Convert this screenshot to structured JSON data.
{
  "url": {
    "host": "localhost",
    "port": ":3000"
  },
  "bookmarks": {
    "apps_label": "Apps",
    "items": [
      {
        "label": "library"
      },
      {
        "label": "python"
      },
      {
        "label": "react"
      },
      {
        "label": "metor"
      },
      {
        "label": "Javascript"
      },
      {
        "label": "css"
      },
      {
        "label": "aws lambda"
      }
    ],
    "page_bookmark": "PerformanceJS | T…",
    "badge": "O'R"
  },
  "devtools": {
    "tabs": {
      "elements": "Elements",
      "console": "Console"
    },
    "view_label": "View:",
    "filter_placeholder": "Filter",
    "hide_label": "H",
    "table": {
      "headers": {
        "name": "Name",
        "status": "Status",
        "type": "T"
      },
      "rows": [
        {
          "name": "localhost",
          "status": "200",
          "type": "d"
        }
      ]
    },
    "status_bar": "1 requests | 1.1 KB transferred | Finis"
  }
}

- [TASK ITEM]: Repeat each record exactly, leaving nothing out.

- [RESPONSE BELOW]:
Convert this screenshot to structured JSON data.
{
  "url": {
    "host": "localhost",
    "port": ":3000"
  },
  "bookmarks": {
    "apps_label": "Apps",
    "items": [
      {
        "label": "library"
      },
      {
        "label": "python"
      },
      {
        "label": "react"
      },
      {
        "label": "metor"
      },
      {
        "label": "Javascript"
      },
      {
        "label": "css"
      },
      {
        "label": "aws lambda"
      }
    ],
    "page_bookmark": "PerformanceJS | T…",
    "badge": "O'R"
  },
  "devtools": {
    "tabs": {
      "elements": "Elements",
      "console": "Console"
    },
    "view_label": "View:",
    "filter_placeholder": "Filter",
    "hide_label": "H",
    "table": {
      "headers": {
        "name": "Name",
        "status": "Status",
        "type": "T"
      },
      "rows": [
        {
          "name": "localhost",
          "status": "200",
          "type": "d"
        }
      ]
    },
    "status_bar": "1 requests | 1.1 KB transferred | Finis"
  }
}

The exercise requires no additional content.